**INFORMATION GIVEN**
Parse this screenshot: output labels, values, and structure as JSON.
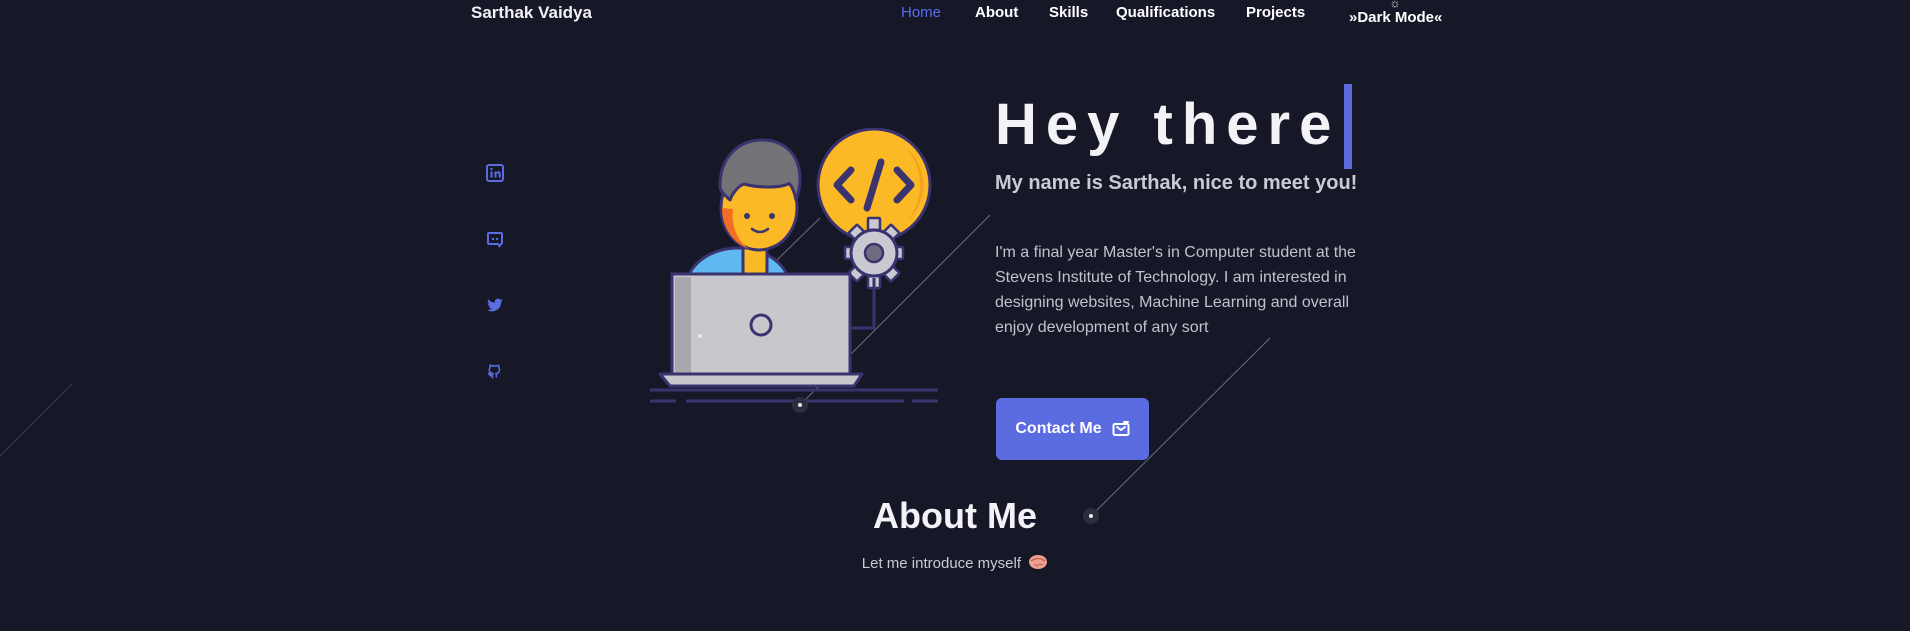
{
  "nav": {
    "brand": "Sarthak Vaidya",
    "links": [
      {
        "label": "Home",
        "active": true
      },
      {
        "label": "About"
      },
      {
        "label": "Skills"
      },
      {
        "label": "Qualifications"
      },
      {
        "label": "Projects"
      }
    ],
    "theme_toggle": "»Dark Mode«"
  },
  "social": [
    {
      "icon": "linkedin-icon"
    },
    {
      "icon": "discord-icon"
    },
    {
      "icon": "twitter-icon"
    },
    {
      "icon": "github-icon"
    }
  ],
  "hero": {
    "greeting": "Hey there",
    "subtitle": "My name is Sarthak, nice to meet you!",
    "description": "I'm a final year Master's in Computer student at the Stevens Institute of Technology. I am interested in designing websites, Machine Learning and overall enjoy development of any sort",
    "contact_label": "Contact Me"
  },
  "about": {
    "title": "About Me",
    "subtitle": "Let me introduce myself"
  },
  "colors": {
    "background": "#161827",
    "accent": "#5b6be0",
    "text": "#f3f3f7"
  }
}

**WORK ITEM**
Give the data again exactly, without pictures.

**SOLUTION FOR THIS TASK**
Parse this screenshot: output labels, values, and structure as JSON.
{
  "nav": {
    "brand": "Sarthak Vaidya",
    "links": [
      {
        "label": "Home",
        "active": true
      },
      {
        "label": "About"
      },
      {
        "label": "Skills"
      },
      {
        "label": "Qualifications"
      },
      {
        "label": "Projects"
      }
    ],
    "theme_toggle": "»Dark Mode«"
  },
  "social": [
    {
      "icon": "linkedin-icon"
    },
    {
      "icon": "discord-icon"
    },
    {
      "icon": "twitter-icon"
    },
    {
      "icon": "github-icon"
    }
  ],
  "hero": {
    "greeting": "Hey there",
    "subtitle": "My name is Sarthak, nice to meet you!",
    "description": "I'm a final year Master's in Computer student at the Stevens Institute of Technology. I am interested in designing websites, Machine Learning and overall enjoy development of any sort",
    "contact_label": "Contact Me"
  },
  "about": {
    "title": "About Me",
    "subtitle": "Let me introduce myself"
  },
  "colors": {
    "background": "#161827",
    "accent": "#5b6be0",
    "text": "#f3f3f7"
  }
}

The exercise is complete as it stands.